You Dont Have To Be Mad
Gang of Four were one of the leading post-punk bands of the late ’70s and early ’80s, fusing an eclectic mix of funk, dub-reggae, punk and new wave elements with lyrics that spoke of societies ills. The English outfit were a hard-edged and politically motivated band that were considered by many to be one of the best at what they did. The ’80s and ’90s saw some lineup changes and a softening of their sound that veered a little toward hard disco and new wave, but the albums kept coming on strong, staying true to what they believed was relevant for the times.

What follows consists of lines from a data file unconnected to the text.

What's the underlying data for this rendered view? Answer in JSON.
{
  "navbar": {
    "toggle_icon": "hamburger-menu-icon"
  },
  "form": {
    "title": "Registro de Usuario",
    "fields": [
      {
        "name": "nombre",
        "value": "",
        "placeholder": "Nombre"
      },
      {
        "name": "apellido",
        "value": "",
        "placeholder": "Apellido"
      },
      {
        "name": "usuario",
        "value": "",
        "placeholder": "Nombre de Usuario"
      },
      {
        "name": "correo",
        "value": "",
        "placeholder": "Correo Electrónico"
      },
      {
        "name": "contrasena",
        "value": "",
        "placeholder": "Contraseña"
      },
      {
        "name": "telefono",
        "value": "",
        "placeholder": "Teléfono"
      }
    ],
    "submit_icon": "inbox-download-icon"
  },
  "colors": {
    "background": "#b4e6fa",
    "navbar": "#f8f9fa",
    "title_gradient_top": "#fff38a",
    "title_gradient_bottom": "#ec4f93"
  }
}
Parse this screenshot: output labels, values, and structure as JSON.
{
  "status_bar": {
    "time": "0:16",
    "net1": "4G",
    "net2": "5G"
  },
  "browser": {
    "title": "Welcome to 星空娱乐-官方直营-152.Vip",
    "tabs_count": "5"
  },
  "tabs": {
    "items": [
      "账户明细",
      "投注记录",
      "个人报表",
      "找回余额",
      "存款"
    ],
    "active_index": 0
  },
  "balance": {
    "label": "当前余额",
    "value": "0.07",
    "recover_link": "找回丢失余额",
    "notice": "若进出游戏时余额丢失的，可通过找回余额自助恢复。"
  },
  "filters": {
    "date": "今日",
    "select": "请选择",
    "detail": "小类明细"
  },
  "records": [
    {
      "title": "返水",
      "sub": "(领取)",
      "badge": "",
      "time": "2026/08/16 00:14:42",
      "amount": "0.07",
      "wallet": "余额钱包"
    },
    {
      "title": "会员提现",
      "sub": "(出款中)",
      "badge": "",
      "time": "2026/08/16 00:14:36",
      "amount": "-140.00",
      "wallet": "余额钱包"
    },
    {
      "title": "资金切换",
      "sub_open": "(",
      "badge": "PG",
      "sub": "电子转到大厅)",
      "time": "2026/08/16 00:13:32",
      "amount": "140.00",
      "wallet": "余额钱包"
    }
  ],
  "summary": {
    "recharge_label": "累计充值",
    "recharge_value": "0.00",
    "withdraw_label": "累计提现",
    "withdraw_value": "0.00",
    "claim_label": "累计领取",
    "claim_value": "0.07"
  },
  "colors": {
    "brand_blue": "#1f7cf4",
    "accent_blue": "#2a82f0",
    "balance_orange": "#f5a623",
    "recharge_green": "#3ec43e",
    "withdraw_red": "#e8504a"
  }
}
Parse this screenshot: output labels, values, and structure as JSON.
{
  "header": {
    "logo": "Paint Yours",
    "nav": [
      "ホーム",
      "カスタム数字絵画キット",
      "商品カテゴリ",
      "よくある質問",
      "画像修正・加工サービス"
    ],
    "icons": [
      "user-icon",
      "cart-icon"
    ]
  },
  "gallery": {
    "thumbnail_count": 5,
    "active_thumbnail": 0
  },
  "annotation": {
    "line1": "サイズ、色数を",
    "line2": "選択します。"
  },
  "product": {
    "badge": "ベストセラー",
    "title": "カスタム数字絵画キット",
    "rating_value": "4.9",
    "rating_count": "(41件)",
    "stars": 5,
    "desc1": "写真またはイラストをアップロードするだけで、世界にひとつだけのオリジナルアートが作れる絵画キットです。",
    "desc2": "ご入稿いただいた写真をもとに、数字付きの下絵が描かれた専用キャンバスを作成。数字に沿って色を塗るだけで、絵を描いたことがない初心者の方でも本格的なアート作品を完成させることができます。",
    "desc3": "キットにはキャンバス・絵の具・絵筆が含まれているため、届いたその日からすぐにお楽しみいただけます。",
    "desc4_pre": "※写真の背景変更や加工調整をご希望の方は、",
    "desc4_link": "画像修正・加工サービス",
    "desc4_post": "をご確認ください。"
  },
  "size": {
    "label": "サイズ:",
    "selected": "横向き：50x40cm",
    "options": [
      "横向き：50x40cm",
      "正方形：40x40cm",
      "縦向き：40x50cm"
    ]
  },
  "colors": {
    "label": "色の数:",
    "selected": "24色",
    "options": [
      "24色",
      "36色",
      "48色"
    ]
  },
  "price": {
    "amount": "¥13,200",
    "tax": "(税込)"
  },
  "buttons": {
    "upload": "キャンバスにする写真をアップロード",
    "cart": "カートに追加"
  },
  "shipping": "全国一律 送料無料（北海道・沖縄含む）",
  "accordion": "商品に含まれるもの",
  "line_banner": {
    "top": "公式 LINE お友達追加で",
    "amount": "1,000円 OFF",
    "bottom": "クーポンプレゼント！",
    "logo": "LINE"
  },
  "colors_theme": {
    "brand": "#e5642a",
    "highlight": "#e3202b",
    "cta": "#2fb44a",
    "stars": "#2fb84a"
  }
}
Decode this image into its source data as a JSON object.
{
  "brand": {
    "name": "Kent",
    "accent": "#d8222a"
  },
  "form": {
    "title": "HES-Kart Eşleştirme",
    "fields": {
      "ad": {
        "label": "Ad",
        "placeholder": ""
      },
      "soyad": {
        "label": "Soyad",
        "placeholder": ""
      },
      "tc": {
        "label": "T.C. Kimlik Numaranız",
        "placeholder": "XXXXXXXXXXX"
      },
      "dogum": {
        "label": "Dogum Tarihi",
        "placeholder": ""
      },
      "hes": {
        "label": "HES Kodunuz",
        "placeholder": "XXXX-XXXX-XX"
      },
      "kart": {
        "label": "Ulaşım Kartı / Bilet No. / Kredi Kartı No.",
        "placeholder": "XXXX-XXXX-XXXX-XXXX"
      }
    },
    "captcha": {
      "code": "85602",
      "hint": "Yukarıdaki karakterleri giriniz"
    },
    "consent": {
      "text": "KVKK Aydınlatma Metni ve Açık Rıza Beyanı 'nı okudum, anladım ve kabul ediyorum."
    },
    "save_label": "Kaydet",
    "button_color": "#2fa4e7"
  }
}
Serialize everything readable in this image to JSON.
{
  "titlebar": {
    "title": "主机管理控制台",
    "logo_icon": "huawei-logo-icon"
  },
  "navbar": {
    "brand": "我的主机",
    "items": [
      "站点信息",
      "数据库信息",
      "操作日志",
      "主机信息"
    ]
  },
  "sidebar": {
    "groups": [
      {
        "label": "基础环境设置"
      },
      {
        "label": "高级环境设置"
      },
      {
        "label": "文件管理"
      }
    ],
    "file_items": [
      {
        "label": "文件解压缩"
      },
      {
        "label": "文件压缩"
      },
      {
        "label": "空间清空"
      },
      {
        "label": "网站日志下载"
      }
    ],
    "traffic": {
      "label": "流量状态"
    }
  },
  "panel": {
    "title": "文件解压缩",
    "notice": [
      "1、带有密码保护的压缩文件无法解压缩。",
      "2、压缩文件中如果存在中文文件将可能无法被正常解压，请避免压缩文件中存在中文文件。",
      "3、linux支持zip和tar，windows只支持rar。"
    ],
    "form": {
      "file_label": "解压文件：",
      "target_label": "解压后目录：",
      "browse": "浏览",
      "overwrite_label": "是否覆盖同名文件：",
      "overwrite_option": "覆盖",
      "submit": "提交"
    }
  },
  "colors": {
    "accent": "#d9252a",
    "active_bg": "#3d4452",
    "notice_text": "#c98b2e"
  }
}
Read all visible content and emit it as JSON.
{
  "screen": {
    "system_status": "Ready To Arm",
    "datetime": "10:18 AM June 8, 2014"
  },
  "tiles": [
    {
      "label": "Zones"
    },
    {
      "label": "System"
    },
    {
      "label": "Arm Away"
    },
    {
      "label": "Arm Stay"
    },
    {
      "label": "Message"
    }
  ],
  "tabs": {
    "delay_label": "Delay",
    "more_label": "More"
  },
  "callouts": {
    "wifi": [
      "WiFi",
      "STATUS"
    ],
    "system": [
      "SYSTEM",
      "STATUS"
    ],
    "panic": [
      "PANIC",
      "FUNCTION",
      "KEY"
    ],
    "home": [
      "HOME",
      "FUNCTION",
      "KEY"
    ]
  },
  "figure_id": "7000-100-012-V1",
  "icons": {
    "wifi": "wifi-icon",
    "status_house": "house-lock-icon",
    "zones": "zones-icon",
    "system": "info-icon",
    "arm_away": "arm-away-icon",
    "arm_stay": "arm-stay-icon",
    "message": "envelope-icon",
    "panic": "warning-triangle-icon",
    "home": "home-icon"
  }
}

Now the band has just released Content and, by all appearances, this is some of their strongest material to date. I was a bit young to latch onto their music when it first came out, but listening through their catalogue now, I can appreciate their output. Content is great because it captures something visceral and lacking in some of today’s music. There is an unapologetically dated quality to some of the songs that mix well with modern day technological advances. The lyrics come from a place of thought, urging us to look more closely at the holes we dig for ourselves in our undesirable chosen professions (“I Party All the Time”), or at losing touch with our identity in a consumerist-obsessed culture (“Who Am I?”). These are well written songs that don’t rely on smash-mouth anger tactics in order to be affecting. The messages are clearly stated and the music is fun, driving and real. Long time fans of the band will rejoice at this return to form and new listeners will easily be drawn in.